*** DATA IN THIS EXERCISE Section Begins ***

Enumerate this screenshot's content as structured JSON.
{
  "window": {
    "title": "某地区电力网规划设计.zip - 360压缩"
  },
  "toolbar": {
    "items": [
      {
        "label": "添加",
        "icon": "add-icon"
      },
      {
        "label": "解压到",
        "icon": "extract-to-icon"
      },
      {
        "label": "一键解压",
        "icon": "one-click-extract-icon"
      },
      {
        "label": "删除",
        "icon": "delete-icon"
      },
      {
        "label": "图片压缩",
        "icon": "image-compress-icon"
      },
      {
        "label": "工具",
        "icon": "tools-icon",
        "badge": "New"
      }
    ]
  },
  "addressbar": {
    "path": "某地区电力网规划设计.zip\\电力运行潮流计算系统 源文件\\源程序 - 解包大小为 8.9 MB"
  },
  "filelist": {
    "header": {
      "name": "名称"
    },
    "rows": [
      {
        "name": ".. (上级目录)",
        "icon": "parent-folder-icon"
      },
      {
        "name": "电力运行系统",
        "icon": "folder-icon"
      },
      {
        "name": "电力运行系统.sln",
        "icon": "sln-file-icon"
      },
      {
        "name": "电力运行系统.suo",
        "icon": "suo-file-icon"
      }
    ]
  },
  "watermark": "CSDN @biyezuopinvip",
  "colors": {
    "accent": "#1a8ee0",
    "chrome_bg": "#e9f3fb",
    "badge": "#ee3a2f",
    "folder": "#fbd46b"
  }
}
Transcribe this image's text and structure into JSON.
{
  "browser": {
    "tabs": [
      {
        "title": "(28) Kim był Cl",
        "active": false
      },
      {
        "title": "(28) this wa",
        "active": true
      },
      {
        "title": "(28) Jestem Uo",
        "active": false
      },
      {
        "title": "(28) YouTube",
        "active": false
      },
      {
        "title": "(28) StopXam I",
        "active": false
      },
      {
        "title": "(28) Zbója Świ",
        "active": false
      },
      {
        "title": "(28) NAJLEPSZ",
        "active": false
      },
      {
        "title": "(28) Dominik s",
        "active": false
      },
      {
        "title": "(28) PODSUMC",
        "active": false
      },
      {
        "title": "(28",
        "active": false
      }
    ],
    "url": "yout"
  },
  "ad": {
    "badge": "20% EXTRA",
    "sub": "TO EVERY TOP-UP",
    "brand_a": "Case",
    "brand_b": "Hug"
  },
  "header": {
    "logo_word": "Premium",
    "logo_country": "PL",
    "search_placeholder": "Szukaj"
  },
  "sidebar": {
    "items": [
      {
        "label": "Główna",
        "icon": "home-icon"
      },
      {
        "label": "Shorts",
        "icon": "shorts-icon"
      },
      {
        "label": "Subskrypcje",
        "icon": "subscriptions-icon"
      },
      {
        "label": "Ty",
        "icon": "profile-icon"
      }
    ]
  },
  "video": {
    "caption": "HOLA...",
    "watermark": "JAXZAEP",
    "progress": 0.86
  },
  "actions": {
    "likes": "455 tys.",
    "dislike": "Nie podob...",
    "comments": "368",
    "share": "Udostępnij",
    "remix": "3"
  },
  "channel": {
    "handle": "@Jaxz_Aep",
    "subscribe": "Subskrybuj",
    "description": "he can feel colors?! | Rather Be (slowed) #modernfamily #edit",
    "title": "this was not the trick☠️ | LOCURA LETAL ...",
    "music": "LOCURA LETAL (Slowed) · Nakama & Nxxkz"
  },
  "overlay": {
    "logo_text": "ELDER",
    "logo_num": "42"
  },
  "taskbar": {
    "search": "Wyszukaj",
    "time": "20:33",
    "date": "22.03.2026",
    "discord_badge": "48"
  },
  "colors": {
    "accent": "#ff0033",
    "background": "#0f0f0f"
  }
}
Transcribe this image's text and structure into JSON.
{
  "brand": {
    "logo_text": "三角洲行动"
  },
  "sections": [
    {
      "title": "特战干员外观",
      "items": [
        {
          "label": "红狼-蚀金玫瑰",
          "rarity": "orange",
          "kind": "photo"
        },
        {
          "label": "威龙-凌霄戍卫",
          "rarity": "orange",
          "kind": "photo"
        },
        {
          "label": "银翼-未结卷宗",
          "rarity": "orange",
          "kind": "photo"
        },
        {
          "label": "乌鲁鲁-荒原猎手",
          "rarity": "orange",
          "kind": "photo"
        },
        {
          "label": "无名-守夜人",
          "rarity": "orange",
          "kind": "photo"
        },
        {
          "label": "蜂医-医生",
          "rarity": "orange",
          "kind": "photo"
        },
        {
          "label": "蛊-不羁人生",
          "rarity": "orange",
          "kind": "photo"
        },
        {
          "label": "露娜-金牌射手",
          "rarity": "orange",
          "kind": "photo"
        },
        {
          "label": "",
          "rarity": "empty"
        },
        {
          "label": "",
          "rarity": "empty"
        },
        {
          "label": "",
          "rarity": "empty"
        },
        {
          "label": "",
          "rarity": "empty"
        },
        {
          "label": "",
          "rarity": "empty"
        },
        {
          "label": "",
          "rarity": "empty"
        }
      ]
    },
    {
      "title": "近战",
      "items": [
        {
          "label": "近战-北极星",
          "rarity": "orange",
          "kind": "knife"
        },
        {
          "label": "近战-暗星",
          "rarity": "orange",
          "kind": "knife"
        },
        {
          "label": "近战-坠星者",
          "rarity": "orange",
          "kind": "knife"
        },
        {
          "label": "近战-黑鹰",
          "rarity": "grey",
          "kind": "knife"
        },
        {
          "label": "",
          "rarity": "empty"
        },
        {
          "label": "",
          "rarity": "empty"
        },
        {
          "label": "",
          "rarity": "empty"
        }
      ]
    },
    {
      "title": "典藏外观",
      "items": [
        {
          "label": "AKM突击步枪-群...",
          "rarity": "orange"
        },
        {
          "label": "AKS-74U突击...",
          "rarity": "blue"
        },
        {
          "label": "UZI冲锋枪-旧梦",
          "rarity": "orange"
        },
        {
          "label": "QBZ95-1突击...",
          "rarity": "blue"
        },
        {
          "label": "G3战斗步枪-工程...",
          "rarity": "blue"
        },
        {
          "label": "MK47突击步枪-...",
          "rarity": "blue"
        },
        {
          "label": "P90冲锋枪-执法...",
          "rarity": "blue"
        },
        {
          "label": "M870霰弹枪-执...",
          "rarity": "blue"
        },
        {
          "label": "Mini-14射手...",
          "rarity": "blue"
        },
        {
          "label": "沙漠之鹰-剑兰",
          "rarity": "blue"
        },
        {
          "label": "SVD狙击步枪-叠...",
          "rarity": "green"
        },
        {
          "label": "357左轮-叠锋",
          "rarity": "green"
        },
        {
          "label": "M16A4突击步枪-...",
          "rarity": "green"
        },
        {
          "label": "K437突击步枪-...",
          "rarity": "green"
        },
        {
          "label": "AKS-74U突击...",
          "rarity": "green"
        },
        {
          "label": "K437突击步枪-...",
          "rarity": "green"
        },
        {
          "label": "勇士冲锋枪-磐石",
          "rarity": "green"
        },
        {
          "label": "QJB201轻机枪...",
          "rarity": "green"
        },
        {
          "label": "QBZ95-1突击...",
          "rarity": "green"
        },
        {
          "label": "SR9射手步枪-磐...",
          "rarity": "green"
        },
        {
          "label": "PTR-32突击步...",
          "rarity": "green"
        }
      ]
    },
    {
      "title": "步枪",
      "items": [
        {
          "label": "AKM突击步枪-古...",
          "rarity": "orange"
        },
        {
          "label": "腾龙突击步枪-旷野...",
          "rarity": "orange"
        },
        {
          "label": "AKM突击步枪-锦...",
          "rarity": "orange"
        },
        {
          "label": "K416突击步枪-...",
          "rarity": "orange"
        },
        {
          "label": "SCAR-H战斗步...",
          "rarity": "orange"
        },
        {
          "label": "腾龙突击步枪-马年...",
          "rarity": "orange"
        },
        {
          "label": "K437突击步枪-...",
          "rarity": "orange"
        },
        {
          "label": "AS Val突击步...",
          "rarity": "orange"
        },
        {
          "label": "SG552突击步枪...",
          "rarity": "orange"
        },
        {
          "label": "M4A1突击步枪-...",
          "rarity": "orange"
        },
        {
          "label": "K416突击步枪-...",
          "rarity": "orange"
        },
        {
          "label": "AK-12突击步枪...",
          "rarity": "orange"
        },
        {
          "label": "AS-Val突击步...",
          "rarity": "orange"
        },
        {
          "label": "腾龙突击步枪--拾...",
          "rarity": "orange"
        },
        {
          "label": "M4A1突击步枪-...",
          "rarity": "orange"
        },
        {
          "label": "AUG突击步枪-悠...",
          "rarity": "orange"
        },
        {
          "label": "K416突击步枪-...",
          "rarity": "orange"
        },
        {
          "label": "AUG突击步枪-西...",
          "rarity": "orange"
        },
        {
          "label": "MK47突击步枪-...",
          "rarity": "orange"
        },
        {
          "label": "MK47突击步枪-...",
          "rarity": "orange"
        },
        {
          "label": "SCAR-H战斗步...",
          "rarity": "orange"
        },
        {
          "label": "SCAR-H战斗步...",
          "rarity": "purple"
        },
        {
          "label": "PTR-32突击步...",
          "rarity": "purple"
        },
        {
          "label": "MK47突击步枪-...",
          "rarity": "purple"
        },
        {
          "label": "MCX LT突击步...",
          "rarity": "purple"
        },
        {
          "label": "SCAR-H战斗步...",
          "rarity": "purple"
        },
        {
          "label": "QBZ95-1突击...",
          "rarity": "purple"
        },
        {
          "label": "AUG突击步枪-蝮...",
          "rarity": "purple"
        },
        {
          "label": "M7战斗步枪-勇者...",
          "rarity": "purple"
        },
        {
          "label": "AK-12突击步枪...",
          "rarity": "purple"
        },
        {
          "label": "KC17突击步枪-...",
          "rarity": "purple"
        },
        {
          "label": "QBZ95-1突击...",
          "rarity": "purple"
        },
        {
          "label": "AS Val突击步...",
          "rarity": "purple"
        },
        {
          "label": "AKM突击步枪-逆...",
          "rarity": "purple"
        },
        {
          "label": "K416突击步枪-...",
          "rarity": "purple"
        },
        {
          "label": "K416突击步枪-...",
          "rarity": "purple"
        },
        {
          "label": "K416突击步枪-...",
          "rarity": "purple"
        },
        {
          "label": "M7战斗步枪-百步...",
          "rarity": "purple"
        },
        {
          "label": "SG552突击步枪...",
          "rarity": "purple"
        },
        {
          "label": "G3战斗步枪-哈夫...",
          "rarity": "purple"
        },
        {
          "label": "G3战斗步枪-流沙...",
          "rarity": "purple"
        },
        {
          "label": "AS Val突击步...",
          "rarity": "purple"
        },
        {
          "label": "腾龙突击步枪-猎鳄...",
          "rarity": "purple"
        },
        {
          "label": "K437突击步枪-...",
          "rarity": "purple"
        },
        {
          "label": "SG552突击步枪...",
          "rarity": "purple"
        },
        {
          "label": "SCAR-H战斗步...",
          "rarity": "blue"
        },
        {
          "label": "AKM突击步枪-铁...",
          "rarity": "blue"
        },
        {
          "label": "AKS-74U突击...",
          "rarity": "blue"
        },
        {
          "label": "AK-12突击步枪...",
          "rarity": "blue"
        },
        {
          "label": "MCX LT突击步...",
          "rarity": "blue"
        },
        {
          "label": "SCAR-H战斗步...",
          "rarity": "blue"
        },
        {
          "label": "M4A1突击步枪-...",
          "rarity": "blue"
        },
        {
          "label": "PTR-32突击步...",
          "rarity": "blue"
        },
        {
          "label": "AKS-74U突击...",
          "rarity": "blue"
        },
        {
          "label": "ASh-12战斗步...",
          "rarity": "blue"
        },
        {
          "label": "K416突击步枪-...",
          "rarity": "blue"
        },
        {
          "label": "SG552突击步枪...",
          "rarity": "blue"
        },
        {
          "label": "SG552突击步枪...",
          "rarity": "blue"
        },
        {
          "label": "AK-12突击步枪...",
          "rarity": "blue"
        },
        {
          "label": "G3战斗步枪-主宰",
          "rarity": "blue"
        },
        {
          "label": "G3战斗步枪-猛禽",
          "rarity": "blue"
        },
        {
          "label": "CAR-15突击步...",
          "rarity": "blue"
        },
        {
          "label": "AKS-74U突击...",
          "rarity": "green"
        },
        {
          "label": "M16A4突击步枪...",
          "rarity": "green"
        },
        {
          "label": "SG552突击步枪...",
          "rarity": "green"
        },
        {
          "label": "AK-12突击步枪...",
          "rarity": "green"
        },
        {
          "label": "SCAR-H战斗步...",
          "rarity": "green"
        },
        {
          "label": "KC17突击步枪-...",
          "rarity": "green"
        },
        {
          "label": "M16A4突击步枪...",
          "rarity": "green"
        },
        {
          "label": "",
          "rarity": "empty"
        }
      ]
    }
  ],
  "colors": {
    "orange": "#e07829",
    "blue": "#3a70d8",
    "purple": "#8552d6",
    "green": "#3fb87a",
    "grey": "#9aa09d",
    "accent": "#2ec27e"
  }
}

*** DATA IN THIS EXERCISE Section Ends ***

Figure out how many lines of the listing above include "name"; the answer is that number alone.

5